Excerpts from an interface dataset
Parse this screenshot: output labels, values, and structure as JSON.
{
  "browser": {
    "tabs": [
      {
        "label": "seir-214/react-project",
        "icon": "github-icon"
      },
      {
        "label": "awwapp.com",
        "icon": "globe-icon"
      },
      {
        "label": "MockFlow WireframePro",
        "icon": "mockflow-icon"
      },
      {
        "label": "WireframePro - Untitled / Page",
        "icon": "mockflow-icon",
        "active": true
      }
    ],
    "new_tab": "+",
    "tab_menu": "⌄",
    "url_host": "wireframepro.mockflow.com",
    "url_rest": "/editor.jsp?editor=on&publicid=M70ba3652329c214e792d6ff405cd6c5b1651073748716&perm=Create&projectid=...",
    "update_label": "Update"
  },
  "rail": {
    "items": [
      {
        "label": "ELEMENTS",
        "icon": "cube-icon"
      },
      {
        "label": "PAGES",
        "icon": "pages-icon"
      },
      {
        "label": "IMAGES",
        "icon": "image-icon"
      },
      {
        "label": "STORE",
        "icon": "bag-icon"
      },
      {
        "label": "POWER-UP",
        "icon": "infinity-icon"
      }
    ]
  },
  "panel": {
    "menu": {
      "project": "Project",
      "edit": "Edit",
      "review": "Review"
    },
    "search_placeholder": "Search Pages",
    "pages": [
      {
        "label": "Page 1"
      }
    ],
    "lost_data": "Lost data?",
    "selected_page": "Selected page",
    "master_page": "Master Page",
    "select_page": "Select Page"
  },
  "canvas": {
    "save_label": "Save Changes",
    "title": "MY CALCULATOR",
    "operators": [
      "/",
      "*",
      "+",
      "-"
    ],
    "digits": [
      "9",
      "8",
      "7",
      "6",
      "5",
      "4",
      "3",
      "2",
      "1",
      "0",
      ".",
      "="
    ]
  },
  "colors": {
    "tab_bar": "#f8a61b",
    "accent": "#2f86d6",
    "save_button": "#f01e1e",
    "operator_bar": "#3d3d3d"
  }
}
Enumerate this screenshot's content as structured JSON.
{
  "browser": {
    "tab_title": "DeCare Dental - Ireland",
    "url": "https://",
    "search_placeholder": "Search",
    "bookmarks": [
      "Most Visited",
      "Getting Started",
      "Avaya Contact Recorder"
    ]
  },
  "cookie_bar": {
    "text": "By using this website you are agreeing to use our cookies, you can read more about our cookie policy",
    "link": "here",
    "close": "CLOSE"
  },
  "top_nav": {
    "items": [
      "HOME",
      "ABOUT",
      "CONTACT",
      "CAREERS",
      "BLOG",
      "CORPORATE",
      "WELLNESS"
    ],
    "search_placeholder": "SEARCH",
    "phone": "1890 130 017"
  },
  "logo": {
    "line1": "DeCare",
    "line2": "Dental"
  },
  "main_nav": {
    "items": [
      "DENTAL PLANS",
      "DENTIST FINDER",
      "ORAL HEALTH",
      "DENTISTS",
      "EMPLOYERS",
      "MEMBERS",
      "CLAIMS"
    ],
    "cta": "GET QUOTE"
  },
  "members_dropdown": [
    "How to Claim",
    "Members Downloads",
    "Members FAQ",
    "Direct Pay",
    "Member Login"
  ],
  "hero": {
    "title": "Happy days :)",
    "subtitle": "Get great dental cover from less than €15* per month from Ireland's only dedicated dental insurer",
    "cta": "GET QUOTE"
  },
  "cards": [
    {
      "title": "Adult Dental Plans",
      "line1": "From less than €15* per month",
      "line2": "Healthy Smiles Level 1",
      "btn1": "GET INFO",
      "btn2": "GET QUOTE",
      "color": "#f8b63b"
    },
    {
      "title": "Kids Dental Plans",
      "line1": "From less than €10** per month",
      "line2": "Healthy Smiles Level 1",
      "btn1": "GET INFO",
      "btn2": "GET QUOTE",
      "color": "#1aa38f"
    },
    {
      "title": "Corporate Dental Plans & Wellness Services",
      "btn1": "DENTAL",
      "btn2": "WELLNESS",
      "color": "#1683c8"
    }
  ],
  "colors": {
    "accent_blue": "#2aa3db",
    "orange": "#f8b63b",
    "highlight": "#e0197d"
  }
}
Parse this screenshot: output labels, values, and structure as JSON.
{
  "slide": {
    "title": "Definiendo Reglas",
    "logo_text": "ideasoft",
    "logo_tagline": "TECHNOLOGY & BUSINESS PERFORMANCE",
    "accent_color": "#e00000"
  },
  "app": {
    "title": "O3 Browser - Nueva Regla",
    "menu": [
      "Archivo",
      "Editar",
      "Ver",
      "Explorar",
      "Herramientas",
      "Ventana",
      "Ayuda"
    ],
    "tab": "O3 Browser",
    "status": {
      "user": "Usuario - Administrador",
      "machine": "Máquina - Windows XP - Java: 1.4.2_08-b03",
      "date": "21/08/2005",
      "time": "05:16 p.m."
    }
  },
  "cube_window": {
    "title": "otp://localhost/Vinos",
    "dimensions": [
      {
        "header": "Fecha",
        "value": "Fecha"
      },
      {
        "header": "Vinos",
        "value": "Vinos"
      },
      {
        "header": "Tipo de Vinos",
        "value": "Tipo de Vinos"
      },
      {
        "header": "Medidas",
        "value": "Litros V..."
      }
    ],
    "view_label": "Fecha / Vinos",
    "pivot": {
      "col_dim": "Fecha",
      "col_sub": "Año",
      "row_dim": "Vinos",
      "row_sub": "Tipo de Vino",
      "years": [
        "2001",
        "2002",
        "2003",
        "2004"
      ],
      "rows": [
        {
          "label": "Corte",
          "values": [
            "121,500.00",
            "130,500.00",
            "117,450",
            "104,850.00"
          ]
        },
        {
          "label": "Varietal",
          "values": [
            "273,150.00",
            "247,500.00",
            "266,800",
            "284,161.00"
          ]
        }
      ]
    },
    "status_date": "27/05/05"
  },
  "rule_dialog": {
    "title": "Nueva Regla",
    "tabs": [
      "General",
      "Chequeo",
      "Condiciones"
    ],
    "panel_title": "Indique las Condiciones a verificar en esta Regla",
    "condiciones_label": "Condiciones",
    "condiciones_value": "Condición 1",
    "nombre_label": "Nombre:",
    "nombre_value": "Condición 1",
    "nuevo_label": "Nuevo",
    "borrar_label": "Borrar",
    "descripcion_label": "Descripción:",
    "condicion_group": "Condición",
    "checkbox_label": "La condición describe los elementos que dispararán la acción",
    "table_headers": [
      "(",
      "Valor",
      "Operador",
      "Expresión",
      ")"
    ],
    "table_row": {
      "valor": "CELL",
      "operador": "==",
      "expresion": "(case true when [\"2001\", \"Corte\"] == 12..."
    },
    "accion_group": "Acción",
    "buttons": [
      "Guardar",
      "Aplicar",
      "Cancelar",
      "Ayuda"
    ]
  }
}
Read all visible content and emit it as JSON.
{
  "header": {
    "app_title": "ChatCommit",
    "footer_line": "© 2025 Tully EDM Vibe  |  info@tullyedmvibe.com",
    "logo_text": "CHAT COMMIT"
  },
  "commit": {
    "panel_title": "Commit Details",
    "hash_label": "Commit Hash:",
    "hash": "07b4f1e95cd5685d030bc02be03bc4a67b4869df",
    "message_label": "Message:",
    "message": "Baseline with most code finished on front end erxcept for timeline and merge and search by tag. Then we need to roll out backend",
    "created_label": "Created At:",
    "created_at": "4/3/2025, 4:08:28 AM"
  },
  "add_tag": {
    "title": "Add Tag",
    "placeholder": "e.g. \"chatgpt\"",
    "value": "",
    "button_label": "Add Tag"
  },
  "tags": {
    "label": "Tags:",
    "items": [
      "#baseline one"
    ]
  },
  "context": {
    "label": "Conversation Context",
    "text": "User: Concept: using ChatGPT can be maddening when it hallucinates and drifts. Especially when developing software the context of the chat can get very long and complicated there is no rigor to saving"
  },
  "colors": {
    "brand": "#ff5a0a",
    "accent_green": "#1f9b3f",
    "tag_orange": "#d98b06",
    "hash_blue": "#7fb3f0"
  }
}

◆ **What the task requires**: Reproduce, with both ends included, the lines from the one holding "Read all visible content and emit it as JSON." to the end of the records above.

◆ **Exercise response**:
Read all visible content and emit it as JSON.
{
  "header": {
    "app_title": "ChatCommit",
    "footer_line": "© 2025 Tully EDM Vibe  |  info@tullyedmvibe.com",
    "logo_text": "CHAT COMMIT"
  },
  "commit": {
    "panel_title": "Commit Details",
    "hash_label": "Commit Hash:",
    "hash": "07b4f1e95cd5685d030bc02be03bc4a67b4869df",
    "message_label": "Message:",
    "message": "Baseline with most code finished on front end erxcept for timeline and merge and search by tag. Then we need to roll out backend",
    "created_label": "Created At:",
    "created_at": "4/3/2025, 4:08:28 AM"
  },
  "add_tag": {
    "title": "Add Tag",
    "placeholder": "e.g. \"chatgpt\"",
    "value": "",
    "button_label": "Add Tag"
  },
  "tags": {
    "label": "Tags:",
    "items": [
      "#baseline one"
    ]
  },
  "context": {
    "label": "Conversation Context",
    "text": "User: Concept: using ChatGPT can be maddening when it hallucinates and drifts. Especially when developing software the context of the chat can get very long and complicated there is no rigor to saving"
  },
  "colors": {
    "brand": "#ff5a0a",
    "accent_green": "#1f9b3f",
    "tag_orange": "#d98b06",
    "hash_blue": "#7fb3f0"
  }
}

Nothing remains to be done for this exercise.